Research Support, Non-U.S. Gov't

Language

eng

PubMed ID

16167707

Citation

Haidar, J, et al. "Effect of Iron Supplementation On Serum Zinc Status of Lactating Women in Addis Ababa, Ethiopia." East African Medical Journal, vol. 82, no. 7, 2005, pp. 349-52.
Haidar J, Umeta M, Kogi-Makau W. Effect of iron supplementation on serum zinc status of lactating women in Addis Ababa, Ethiopia. East Afr Med J. 2005;82(7):349-52.
Haidar, J., Umeta, M., & Kogi-Makau, W. (2005). Effect of iron supplementation on serum zinc status of lactating women in Addis Ababa, Ethiopia. East African Medical Journal, 82(7), 349-52.
Haidar J, Umeta M, Kogi-Makau W. Effect of Iron Supplementation On Serum Zinc Status of Lactating Women in Addis Ababa, Ethiopia.
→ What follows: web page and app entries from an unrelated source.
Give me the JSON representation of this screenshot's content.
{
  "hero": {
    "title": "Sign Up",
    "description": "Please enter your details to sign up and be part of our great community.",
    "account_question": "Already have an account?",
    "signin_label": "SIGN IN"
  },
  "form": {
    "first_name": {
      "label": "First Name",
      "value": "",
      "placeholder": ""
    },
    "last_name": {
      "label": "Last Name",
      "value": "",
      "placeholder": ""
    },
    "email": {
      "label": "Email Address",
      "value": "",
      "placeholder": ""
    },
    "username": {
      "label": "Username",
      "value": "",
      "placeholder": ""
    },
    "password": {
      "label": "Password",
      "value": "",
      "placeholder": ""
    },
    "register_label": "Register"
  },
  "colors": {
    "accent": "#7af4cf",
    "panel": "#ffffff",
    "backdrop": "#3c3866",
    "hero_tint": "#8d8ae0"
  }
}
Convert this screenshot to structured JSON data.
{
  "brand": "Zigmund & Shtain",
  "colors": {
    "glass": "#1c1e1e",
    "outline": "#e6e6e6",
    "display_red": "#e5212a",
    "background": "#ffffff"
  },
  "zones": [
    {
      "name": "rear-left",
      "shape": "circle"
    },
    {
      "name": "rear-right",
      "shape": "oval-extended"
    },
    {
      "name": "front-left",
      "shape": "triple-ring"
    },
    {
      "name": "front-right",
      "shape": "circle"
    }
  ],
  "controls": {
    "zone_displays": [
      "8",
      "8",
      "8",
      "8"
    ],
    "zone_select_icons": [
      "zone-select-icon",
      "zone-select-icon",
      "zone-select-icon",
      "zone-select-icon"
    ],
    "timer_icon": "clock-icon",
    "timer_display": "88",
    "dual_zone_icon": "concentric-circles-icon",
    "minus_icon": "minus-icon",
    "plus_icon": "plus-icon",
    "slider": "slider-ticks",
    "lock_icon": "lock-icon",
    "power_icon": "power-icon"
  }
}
East Afr Med J. 2005;82(7):349-52. PubMed PMID: 16167707.
* Article titles in AMA citation format should be in sentence-case
TY - JOUR T1 - Effect of iron supplementation on serum zinc status of lactating women in Addis Ababa, Ethiopia. AU - Haidar,J, AU - Umeta,M, AU - Kogi-Makau,W, PY - 2005/9/20/pubmed PY - 2005/12/13/medline PY - 2005/9/20/entrez SP - 349 EP - 52 JF - East African medical journal JO - East Afr Med J VL - 82 IS - 7 N2 - OBJECTIVE: To evaluate the impact of daily and weekly iron supplementation on serum zinc status among anaemic lactating mothers. DESIGN: A randomised iron intervention controlled trial. SETTING: Seven urban slum communities of Addis Ababa. SUBJECTS: Phase one of the study involved 207 anaemic lactating women assigned into two intervention groups; the daily (N=71) and weekly (N=71) Iron supplemented and the control group (N=68). Supplementation with 60 mg tablet containing 300 microg ferrous sulphate and 400 microg folic acid was done for three months while the control group was n otsupplemented. Phase two involved 53 participants systematically drawn from phase one. MAIN OUTCOME MEASURES: Haemoglobin from all subjects and serum zinc and ferittin levels following three months supplementation. Zinc status based on serum zinc value of less than 10.7% micromole/L. RESULTS: The mean baseline characteristics and serum zinc of the women at baseline were similar, overall marginal zinc deficiency prevalence was 11.3% and no zinc deficiency was detected. Following supplementation, zinc deficiency was detected in the supplemented groups but not in the control group. The mean serum zinc significantly changed in both supplemented groups while no change was observed in the control group. The reduction in the mean serum zinc was significantly higher in the daily than in the weekly supplemented group. CONCLUSION: Iron supplementation impacts negatively on serum zinc status (exacerbates zinc deficiency) and hence, its contribution to zinc deficiency deserves further investigation especially in the context of the on-going promotion of double fortification strategies that involve iron. SN - 0012-835X UR - https://www.unboundmedicine.com/medline/citation/16167707/Effect_of_iron_supplementation_on_serum_zinc_status_of_lactating_women_in_Addis_Ababa_Ethiopia_ L2 - https://medlineplus.gov/dietarysupplements.html DB - PRIME DP - Unbound Medicine ER -